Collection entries
▼▼▼
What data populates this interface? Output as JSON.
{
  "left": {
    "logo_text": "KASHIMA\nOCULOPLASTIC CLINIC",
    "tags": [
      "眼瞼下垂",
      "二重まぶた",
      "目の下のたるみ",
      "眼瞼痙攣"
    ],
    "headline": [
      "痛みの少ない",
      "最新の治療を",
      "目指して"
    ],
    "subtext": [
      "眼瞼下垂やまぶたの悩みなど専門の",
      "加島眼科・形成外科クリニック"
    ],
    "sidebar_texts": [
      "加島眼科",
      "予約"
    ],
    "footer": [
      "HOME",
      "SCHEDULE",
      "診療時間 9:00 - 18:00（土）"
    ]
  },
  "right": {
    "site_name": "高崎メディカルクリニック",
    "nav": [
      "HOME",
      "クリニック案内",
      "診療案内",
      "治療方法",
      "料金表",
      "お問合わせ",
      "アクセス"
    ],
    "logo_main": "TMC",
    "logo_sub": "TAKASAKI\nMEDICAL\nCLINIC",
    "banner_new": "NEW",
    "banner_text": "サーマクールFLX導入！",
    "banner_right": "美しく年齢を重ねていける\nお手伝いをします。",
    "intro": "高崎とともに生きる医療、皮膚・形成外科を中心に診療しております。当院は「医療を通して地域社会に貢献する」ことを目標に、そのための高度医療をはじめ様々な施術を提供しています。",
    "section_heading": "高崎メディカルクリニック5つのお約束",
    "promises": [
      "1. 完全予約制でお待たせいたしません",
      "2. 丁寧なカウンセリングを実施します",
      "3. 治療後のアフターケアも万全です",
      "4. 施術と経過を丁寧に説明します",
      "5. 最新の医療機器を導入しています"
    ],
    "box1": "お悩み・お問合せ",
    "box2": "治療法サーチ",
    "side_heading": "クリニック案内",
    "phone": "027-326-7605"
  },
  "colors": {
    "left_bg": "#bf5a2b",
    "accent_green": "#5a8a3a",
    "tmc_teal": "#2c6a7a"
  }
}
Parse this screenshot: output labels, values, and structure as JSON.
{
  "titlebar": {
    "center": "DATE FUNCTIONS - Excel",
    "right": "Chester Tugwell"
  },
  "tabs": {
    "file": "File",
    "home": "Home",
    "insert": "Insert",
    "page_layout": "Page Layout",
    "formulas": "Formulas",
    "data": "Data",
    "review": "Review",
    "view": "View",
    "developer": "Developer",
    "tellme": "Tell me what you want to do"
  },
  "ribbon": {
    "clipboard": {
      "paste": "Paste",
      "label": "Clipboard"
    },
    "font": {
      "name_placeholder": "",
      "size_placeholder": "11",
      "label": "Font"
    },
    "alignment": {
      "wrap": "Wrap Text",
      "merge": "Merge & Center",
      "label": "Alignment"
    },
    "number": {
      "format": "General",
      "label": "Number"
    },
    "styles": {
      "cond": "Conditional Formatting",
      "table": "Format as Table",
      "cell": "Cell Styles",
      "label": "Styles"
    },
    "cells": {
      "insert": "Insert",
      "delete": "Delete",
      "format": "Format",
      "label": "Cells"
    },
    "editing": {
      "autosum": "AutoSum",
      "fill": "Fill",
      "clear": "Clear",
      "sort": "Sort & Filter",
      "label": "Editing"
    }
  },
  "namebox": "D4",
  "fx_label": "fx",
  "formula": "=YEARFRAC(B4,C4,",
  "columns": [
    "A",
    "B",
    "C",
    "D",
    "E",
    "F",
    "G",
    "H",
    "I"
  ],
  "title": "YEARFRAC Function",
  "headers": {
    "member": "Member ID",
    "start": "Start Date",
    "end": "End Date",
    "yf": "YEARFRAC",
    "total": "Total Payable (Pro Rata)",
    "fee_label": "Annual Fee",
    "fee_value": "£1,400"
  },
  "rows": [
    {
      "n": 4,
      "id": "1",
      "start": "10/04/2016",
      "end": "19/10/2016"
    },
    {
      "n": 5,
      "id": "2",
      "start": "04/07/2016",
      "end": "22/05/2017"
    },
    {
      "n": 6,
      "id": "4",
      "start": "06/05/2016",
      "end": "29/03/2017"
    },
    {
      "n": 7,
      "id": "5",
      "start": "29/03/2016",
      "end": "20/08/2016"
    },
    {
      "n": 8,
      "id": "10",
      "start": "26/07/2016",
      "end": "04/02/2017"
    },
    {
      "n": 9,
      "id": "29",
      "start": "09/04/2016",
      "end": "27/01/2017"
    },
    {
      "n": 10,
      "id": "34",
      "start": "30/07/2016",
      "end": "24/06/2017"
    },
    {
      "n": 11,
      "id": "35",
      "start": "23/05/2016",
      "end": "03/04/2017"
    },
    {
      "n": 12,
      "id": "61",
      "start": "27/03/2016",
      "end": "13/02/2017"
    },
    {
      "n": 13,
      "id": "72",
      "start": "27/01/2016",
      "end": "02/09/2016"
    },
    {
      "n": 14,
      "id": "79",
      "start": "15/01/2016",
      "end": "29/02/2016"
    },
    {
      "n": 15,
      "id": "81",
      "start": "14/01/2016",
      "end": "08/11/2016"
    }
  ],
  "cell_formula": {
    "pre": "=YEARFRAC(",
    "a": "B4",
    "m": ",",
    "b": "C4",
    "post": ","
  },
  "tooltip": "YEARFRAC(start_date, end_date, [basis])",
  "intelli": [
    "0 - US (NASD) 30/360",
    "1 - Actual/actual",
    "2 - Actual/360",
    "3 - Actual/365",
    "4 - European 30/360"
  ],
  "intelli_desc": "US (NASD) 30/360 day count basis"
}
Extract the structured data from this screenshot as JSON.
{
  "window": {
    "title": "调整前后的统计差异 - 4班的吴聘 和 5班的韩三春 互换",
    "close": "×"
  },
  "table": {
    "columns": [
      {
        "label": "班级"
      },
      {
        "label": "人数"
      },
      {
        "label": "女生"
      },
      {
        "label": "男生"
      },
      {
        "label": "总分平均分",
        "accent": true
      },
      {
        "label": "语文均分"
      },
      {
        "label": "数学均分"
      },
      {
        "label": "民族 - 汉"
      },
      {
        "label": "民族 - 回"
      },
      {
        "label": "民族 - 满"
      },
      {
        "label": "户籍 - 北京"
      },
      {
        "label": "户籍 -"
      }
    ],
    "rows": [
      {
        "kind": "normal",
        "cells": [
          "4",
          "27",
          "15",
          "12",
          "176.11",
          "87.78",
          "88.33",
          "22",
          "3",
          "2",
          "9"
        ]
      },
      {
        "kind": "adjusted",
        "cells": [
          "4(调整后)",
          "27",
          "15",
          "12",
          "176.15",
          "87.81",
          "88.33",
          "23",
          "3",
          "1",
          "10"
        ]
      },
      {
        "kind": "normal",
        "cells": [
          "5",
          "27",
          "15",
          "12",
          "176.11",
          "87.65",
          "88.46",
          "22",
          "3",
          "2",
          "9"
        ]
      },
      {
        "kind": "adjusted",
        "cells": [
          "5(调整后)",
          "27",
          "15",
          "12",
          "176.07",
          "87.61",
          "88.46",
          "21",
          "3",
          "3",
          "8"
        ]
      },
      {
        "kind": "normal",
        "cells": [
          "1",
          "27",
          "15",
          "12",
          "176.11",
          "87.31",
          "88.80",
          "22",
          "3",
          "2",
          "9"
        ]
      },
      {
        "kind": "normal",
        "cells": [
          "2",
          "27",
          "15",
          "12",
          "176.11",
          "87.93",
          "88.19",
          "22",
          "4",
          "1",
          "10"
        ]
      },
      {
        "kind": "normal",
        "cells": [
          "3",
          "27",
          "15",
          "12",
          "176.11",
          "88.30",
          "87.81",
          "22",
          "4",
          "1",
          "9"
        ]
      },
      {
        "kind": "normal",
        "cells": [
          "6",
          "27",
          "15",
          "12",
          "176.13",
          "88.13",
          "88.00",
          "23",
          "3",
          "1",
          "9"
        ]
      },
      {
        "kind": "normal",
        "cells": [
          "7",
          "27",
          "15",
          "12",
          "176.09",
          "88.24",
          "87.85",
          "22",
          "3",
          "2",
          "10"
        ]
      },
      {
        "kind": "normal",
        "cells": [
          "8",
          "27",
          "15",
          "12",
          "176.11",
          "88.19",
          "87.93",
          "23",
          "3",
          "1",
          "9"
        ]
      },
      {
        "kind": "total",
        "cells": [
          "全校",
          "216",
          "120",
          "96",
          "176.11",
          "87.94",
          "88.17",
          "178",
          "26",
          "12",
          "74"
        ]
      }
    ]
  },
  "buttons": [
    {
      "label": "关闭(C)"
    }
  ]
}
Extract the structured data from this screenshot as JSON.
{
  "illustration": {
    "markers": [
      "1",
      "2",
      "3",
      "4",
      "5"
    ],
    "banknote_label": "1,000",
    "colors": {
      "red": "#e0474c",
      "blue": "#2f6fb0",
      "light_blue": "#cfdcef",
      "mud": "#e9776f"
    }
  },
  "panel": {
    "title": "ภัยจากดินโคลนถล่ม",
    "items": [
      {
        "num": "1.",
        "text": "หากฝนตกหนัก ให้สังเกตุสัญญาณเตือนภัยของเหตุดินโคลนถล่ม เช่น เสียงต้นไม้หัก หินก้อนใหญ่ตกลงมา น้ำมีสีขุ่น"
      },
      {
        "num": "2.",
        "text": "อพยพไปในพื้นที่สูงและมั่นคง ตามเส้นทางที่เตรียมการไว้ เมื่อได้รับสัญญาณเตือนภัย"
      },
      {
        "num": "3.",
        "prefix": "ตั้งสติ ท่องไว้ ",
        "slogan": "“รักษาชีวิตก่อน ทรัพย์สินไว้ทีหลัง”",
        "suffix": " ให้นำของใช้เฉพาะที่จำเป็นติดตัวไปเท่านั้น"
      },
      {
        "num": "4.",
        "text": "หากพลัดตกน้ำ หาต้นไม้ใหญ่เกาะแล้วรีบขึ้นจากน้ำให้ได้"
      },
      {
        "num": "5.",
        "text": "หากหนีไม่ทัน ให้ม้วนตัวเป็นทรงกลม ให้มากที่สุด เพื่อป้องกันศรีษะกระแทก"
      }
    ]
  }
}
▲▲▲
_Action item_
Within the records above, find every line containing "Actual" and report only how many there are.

_Result of the task_
3